After three full trimesters, 40 weeks of classes, five days of national exams, two rounds of divulgação (trimester grade announcements), and one giant, public, hand-written, grade-wide report card, Dan and I have made it to the end of our first school year in Mozambique!
While it has been exhausting and intense, it has also been wonderful and enlightening. I now know that I do want to be a teacher and that I’m headed in the right direction. While I prefer to teach the younger grades (second and third grade at the State College Friends School was perfect), I am thankful that I was selected to be an eighth grade teacher and not a teacher at the ninth, tenth, or second-cycle level. My students are still young enough to be playful and sweet, and that is something that I really appreciate and take advantage of.
Dan, for his part, has learned that he definitely wants to go back to school and continue teaching at the college level. While he enjoys his eighth and tenth grade students, I think that he misses “real” math. He hopes to re-take his college entrance exams and apply to the University of Washington next fall.
Besides learning a lot about ourselves, we have learned a lot about the Mozambican school system. It has taken an entire year, but I finally feel like I understand my school and the systems that are in place. I understand what my role is, and in what ways I can make a contribution. I feel capable, strong, and confident. This year, I hit the ground watching. Next year, I will hit the ground running.
This is what I have learned about teaching in Mozambique:
1. Be strict. It is better to start off strict and ease off later, rather than the other way around. Classroom discipline was the biggest challenge that I faced this year, and it got much worse towards the end of the year. Establish a pattern of behavior and response.
2. Be fair. Listen to your students. You can’t constantly make allowances or amendments to your rules, but students appreciate a teacher who is fair and just. Some Mozambican students have extraordinary home situations and need a little extra help.
3. Make mistakes. Nobody is perfect. Mistakes help you iron out your methodology.
4. Ask for advice. The other teachers know better than you do. This is their school and their country.
5. Laugh. It’s okay!
“To teach is to learn twice.” ~Joseph Joubert, 1842
|Escola Secundaria de Zobue: Zobue Secondary School|
|Inside the classroom|
|Dan teaching eighth-grade math|
|Meet our students! Creating student ID cards for the national exams.|
|Example Student ID. Made using MS Powerpoint! Very official.|
Now that I have finished my first school year and I am beginning to consider my second, I am ready to think about the goals and improvements that I would like to make. In terms of teaching, my goals for next year are as follows:
1. Teach eighth-grade English (again)
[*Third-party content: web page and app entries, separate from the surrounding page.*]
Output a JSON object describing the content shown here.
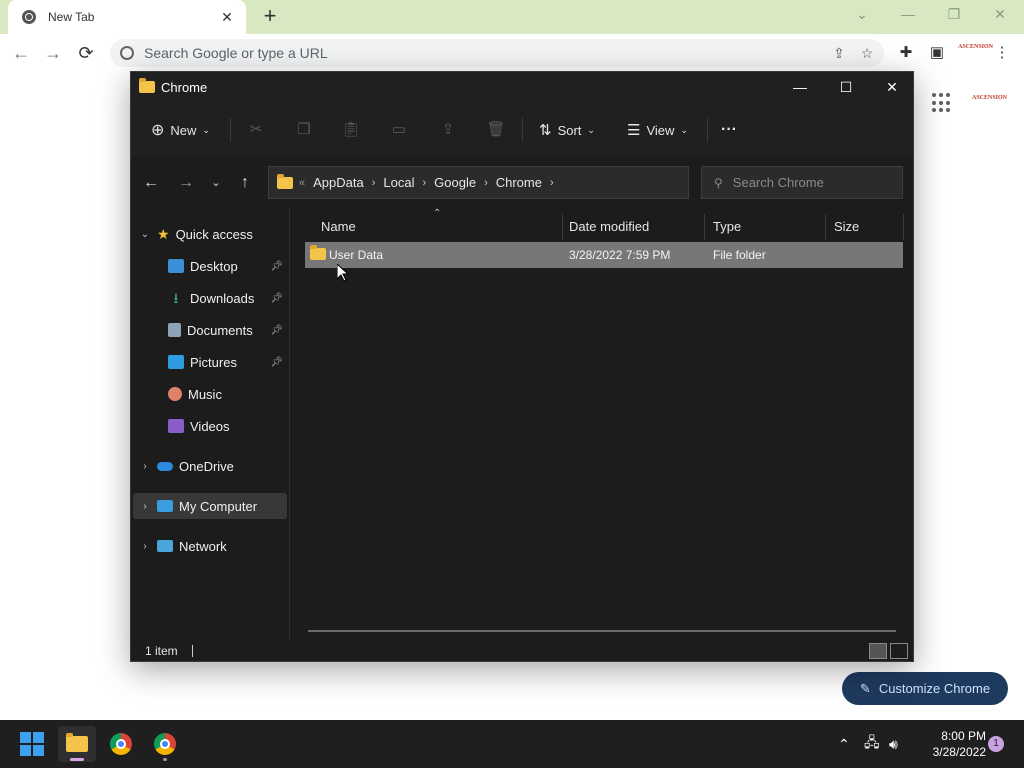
{
  "browser": {
    "tab_title": "New Tab",
    "tab_close": "✕",
    "new_tab": "+",
    "omnibox_placeholder": "Search Google or type a URL",
    "profile_label": "ASCENSION",
    "customize_label": "Customize Chrome",
    "window_controls": {
      "dropdown": "⌄",
      "minimize": "—",
      "restore": "❐",
      "close": "✕"
    }
  },
  "explorer": {
    "title": "Chrome",
    "window_controls": {
      "minimize": "—",
      "maximize": "☐",
      "close": "✕"
    },
    "commands": {
      "new_label": "New",
      "sort_label": "Sort",
      "view_label": "View",
      "more_label": "···"
    },
    "address": {
      "overflow": "«",
      "crumbs": [
        "AppData",
        "Local",
        "Google",
        "Chrome"
      ]
    },
    "search_placeholder": "Search Chrome",
    "nav": {
      "quick_access": "Quick access",
      "items": [
        {
          "label": "Desktop",
          "icon": "desktop-icon",
          "color": "#3a8fd8",
          "pinned": true
        },
        {
          "label": "Downloads",
          "icon": "download-icon",
          "color": "#36b37e",
          "pinned": true
        },
        {
          "label": "Documents",
          "icon": "documents-icon",
          "color": "#8fa3b8",
          "pinned": true
        },
        {
          "label": "Pictures",
          "icon": "pictures-icon",
          "color": "#2e9ce0",
          "pinned": true
        },
        {
          "label": "Music",
          "icon": "music-icon",
          "color": "#e0826a",
          "pinned": false
        },
        {
          "label": "Videos",
          "icon": "videos-icon",
          "color": "#8a5cc9",
          "pinned": false
        }
      ],
      "onedrive": "OneDrive",
      "my_computer": "My Computer",
      "network": "Network"
    },
    "columns": {
      "name": "Name",
      "date": "Date modified",
      "type": "Type",
      "size": "Size"
    },
    "rows": [
      {
        "name": "User Data",
        "date": "3/28/2022 7:59 PM",
        "type": "File folder",
        "size": ""
      }
    ],
    "status": "1 item"
  },
  "taskbar": {
    "time": "8:00 PM",
    "date": "3/28/2022",
    "notifications": "1"
  }
}
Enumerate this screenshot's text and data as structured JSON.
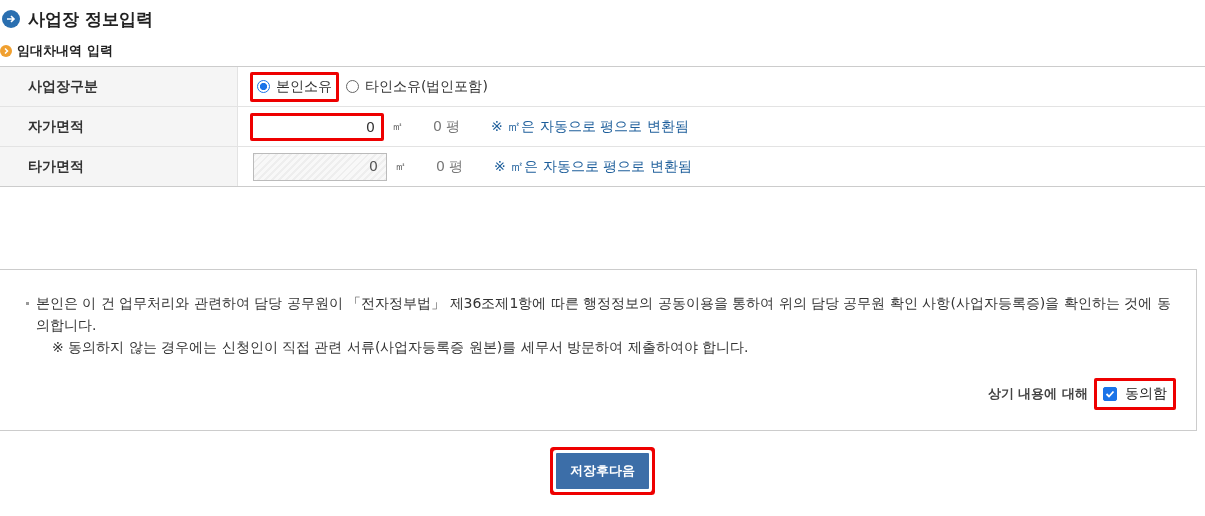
{
  "title": "사업장 정보입력",
  "subtitle": "임대차내역 입력",
  "rows": [
    {
      "kind": "radio",
      "label": "사업장구분",
      "options": [
        {
          "label": "본인소유",
          "selected": true,
          "highlighted": true
        },
        {
          "label": "타인소유(법인포함)",
          "selected": false,
          "highlighted": false
        }
      ]
    },
    {
      "kind": "area",
      "label": "자가면적",
      "value": "0",
      "disabled": false,
      "highlighted": true,
      "unit": "㎡",
      "pyeong": "0 평",
      "note": "※ ㎡은 자동으로 평으로 변환됨"
    },
    {
      "kind": "area",
      "label": "타가면적",
      "value": "0",
      "disabled": true,
      "highlighted": false,
      "unit": "㎡",
      "pyeong": "0 평",
      "note": "※ ㎡은 자동으로 평으로 변환됨"
    }
  ],
  "notice": {
    "lines": [
      "본인은 이 건 업무처리와 관련하여 담당 공무원이 「전자정부법」 제36조제1항에 따른 행정정보의 공동이용을 통하여 위의 담당 공무원 확인 사항(사업자등록증)을 확인하는 것에 동의합니다.",
      "※  동의하지 않는 경우에는 신청인이 직접 관련 서류(사업자등록증 원본)를 세무서 방문하여 제출하여야 합니다."
    ],
    "agree_prompt": "상기 내용에 대해",
    "agree_label": "동의함",
    "checked": true,
    "highlighted": true
  },
  "button": {
    "label": "저장후다음",
    "highlighted": true
  }
}
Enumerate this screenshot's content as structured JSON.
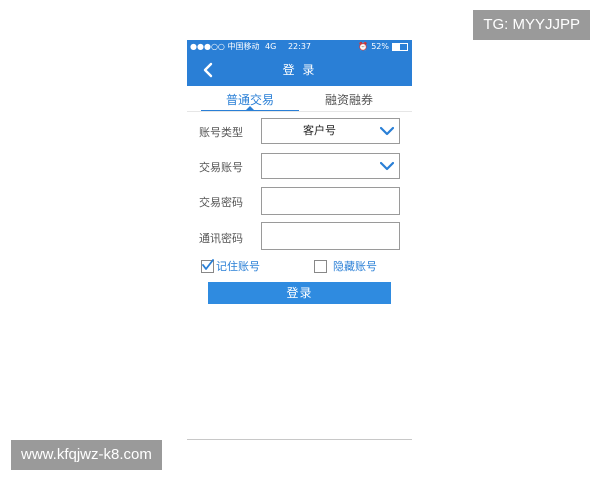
{
  "watermarks": {
    "top_right": "TG: MYYJJPP",
    "bottom_left": "www.kfqjwz-k8.com"
  },
  "statusbar": {
    "carrier": "●●●○○ 中国移动",
    "network": "4G",
    "time": "22:37",
    "battery": "52%",
    "battery_level": 0.52
  },
  "navbar": {
    "back_icon": "chevron-left-icon",
    "title": "登 录"
  },
  "tabs": [
    {
      "label": "普通交易",
      "active": true
    },
    {
      "label": "融资融券",
      "active": false
    }
  ],
  "form": {
    "account_type": {
      "label": "账号类型",
      "value": "客户号"
    },
    "trade_account": {
      "label": "交易账号",
      "value": ""
    },
    "trade_password": {
      "label": "交易密码",
      "value": ""
    },
    "comm_password": {
      "label": "通讯密码",
      "value": ""
    }
  },
  "options": {
    "remember": {
      "label": "记住账号",
      "checked": true
    },
    "hide": {
      "label": "隐藏账号",
      "checked": false
    }
  },
  "login_button": "登录",
  "colors": {
    "primary": "#2a7fd6",
    "button": "#2f8be0"
  }
}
I’ve discovered that I don’t really like teaching English! English as a subject is nearly infinite, and I often feel like I am paddling frantically just to stay in the same place. Many of my students have yet to actually master Portuguese, and, as such, my task (that is, building upon their Portuguese to teach a third level of language) seems nearly impossible. I am looking forward to my second year, however, because I will be much more competent and effective. Thankfully, English is a fun disciplines, and most students get pretty excited about it. English lends itself easily to lots of games and songs, and for that I am grateful!
2. Teach ninth-grade Geography
There is an opening next year for a ninth-grade Geography teacher, and I have requested to take the position. I very much like geography (in this case, world geography) and feel like I would be a very effective instructor. If my request is accepted, I will be teaching ninth-grade Geography in the morning and eighth-grade English in the afternoon. Even better, I would “move up” with my eighth grade students.
3. Start an English Club
Dan and I hope to start an English Club with a selected handful of ninth-grade (previously eighth-grade) students. This club will be the starting point for next year’s English Theater group, and will offer extra work to help challenge some of our best and brightest students.
4. Learn to Say, “No”
There are several projects that I hope to “graduate” next year, including REDES (to be left in the care of my counterpart, Inacia) and Informatica (to be left in the care of my counterpart, Sopa). While I really liked teaching computers, I prefer to teach to large groups. I also prefer geography.
This week marks the official start of summer vacation, which will last until January 14th. And although our main responsibilities are at the school, this two-month respite does not mean that Dan and I will be idle. Here are a few things on our agenda:
- Blog Posts! Pictures, information, pleas for money, and more!
- South Africa! Cape Town to Kruger in 18 days!
- Northern Mozambique! Dolphins, Seafood, and Rough Roads!
- Mozambique Mosaic! My photos make their way to Zobue!
Stay tuned, and have a WONDERFUL SUMMER VACATION!